Recently, a friend of mine told me about "free range parenting." This is where your kid plays freely while you watch, fostering independence. Again, I am very loosely summarizing the mission of this group, but that is the general idea I get. So now I sit here, and excuse my teenage text speak, but I can't help but say "W...T...F..."
Why? Do we adult women carry that teenage need to belong and the young adult desire to stand for something into parenting? Why do we need to define ourselves like this? How about this approach- moderation? How about just being a mom? When my toddler is teething and crying and wants to be consoled, I hold her close. It is natural. I did not read it on a website for attachment parenting. When my children want to explore and play, I foster it. I watch and encourage and ask and answer questions ad nauseum. Not a novel idea. Why do I have to choose one of these approaches? And why do we grown women have such a need to belong?

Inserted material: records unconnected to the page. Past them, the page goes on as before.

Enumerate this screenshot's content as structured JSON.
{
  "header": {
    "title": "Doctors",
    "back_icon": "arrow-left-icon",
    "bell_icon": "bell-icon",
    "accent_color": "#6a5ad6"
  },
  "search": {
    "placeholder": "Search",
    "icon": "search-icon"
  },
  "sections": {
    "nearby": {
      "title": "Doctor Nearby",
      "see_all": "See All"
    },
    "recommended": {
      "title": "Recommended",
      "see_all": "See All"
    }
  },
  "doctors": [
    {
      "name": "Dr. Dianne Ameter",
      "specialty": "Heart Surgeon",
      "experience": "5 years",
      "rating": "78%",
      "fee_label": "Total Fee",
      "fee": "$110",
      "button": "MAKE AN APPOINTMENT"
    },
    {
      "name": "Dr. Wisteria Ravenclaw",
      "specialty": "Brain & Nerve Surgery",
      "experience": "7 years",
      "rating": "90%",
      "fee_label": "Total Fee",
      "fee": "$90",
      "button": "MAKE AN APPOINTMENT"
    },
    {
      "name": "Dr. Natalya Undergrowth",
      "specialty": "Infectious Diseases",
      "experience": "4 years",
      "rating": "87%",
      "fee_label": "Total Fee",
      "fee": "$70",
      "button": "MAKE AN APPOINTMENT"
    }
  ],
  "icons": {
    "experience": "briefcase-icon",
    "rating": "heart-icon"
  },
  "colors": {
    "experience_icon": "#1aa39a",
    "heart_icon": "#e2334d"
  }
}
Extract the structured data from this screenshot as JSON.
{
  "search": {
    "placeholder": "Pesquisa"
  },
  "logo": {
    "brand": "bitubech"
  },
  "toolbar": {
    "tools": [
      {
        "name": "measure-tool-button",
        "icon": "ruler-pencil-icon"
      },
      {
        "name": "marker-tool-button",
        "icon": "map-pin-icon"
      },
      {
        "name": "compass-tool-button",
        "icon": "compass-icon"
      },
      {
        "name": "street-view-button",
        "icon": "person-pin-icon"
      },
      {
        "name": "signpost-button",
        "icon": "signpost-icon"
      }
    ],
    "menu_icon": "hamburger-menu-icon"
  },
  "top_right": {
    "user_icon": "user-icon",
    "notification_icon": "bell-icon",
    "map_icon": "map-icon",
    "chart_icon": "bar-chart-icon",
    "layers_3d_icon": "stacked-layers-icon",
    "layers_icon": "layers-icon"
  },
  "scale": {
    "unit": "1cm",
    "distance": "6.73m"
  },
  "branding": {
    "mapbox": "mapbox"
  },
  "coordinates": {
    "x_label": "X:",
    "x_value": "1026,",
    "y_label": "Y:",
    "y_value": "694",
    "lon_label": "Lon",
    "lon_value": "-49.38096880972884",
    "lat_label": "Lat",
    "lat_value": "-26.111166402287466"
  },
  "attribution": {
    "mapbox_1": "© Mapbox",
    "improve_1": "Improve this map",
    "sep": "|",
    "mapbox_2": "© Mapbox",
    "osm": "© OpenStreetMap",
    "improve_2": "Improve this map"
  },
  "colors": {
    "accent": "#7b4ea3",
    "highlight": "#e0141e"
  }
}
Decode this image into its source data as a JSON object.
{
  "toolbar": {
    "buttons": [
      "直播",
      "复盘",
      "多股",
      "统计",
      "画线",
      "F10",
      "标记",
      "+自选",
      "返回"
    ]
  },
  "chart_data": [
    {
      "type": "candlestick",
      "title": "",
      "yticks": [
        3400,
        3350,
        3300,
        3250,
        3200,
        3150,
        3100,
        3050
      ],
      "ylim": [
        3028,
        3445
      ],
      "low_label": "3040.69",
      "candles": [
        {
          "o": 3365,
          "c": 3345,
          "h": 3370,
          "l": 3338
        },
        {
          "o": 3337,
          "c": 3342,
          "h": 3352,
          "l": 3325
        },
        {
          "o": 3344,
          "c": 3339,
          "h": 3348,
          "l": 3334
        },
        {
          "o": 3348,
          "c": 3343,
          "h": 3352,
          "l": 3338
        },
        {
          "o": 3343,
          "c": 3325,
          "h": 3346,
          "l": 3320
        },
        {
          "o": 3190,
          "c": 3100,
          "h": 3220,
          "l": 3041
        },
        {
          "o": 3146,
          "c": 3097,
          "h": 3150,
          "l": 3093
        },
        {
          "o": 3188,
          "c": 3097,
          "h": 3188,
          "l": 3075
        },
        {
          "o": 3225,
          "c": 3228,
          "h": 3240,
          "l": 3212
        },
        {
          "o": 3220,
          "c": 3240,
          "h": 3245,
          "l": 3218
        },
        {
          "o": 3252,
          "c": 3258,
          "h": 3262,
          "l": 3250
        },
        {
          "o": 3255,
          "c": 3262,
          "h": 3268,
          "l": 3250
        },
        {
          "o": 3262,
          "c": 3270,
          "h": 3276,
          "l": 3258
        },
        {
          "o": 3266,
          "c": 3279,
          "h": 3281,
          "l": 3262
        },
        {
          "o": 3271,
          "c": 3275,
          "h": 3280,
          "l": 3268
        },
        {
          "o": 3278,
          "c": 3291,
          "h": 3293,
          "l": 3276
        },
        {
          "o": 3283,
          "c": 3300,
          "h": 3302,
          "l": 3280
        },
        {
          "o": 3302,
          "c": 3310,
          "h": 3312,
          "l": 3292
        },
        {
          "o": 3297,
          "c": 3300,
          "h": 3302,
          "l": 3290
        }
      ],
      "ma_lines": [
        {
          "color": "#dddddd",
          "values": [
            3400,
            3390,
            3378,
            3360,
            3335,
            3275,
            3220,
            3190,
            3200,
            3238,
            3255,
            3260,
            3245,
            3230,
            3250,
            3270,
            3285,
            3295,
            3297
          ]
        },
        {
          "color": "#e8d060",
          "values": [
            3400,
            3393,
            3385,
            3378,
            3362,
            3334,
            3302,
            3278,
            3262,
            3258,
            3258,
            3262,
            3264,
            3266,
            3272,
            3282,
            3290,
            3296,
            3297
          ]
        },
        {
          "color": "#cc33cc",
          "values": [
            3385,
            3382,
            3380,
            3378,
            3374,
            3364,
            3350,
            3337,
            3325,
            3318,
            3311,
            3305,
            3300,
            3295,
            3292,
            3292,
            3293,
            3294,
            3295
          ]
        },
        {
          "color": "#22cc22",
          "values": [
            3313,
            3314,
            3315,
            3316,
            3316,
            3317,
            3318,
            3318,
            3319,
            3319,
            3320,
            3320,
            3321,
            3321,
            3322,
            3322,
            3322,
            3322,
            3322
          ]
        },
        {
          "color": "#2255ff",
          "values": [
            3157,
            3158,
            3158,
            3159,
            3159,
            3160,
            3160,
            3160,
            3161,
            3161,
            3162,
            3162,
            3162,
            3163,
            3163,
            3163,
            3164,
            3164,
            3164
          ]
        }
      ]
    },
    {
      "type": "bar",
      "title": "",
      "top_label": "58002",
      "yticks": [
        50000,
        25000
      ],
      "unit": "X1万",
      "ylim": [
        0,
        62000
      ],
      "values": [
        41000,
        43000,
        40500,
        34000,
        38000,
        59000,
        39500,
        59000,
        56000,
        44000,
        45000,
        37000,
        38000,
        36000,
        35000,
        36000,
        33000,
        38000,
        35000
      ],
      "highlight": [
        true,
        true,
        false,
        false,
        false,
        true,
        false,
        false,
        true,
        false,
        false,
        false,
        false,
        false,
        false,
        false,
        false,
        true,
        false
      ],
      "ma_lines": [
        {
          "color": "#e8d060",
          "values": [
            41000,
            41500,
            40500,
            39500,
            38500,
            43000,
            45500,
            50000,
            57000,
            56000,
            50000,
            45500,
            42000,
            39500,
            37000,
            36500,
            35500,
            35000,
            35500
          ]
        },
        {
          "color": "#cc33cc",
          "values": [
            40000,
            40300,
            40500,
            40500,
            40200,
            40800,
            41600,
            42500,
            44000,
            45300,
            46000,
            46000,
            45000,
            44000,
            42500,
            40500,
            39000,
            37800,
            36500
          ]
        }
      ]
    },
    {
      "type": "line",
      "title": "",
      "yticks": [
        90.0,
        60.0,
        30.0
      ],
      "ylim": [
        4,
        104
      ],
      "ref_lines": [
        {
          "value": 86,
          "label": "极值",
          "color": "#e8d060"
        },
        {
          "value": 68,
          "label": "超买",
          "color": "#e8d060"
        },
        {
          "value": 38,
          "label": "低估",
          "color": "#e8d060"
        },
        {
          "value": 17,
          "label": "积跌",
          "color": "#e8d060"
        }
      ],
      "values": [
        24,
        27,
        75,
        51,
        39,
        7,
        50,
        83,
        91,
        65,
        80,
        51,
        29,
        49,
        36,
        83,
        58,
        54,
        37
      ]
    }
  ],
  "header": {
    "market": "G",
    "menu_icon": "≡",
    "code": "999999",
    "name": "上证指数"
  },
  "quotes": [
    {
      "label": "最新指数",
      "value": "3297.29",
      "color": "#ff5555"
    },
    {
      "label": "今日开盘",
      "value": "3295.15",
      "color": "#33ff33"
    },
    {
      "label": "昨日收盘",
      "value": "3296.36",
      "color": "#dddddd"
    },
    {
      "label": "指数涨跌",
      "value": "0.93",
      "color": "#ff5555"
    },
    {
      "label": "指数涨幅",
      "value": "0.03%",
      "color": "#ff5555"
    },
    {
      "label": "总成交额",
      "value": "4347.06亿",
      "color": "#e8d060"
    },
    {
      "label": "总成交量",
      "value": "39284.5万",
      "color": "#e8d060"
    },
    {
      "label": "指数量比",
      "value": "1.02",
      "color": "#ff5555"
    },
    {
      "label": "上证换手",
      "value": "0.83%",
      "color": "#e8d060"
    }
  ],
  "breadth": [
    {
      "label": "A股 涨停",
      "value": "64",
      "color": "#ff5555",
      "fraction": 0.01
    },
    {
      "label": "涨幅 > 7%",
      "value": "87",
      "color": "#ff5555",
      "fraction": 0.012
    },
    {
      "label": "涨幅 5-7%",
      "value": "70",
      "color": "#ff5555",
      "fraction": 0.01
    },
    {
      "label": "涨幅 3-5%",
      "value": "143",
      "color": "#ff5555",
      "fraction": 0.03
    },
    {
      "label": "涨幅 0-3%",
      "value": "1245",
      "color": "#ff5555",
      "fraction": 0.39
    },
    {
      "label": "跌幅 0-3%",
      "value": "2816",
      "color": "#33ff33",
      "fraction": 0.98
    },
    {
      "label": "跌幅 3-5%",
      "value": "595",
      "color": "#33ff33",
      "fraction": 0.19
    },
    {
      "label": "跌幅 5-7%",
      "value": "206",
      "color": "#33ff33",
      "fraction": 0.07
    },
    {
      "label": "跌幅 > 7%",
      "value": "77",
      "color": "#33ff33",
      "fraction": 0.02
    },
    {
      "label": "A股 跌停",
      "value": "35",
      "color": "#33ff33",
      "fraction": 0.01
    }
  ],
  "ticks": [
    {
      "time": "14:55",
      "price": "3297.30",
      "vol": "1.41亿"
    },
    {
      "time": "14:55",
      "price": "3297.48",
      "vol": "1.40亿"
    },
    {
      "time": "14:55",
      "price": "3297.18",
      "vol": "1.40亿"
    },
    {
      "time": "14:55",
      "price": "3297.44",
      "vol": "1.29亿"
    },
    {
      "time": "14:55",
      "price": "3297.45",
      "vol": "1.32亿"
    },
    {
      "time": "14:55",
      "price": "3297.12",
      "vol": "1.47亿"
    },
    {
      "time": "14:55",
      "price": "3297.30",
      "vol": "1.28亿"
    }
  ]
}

Yep. I can be reasonably green. I am not going to cloth diaper. Good for you if you want to. I conserve water and recycle. There is a middle ground between pureeing organic kale and feeding your kids McDonalds. My preschooler loves Easy Mac and is underweight and picky. Shoot me. He eats organic bananas and carrots. He also eats a chocolate chip cookie every day. Pick your battles.
And, really... is "everything in moderation" dead? It never will be to me. My four year old does not drink pop, but he also does not exclusively drink organic milk or breastmilk. He has regular old 2% from the store, juice now and then, and juice boxes at parties or when we have guests. I am a firm believer in the fact that extremes turn people off. Your attachment parenting makes me want to set your kid free. Your free range parenting makes me want to cuddle your kid for you. How about getting off the internet (which would seem rather difficult anyway with your organic moby wrap) and just doing whatever it seems your kid wants you to do? It is pretty easy when you focus on your individual kid.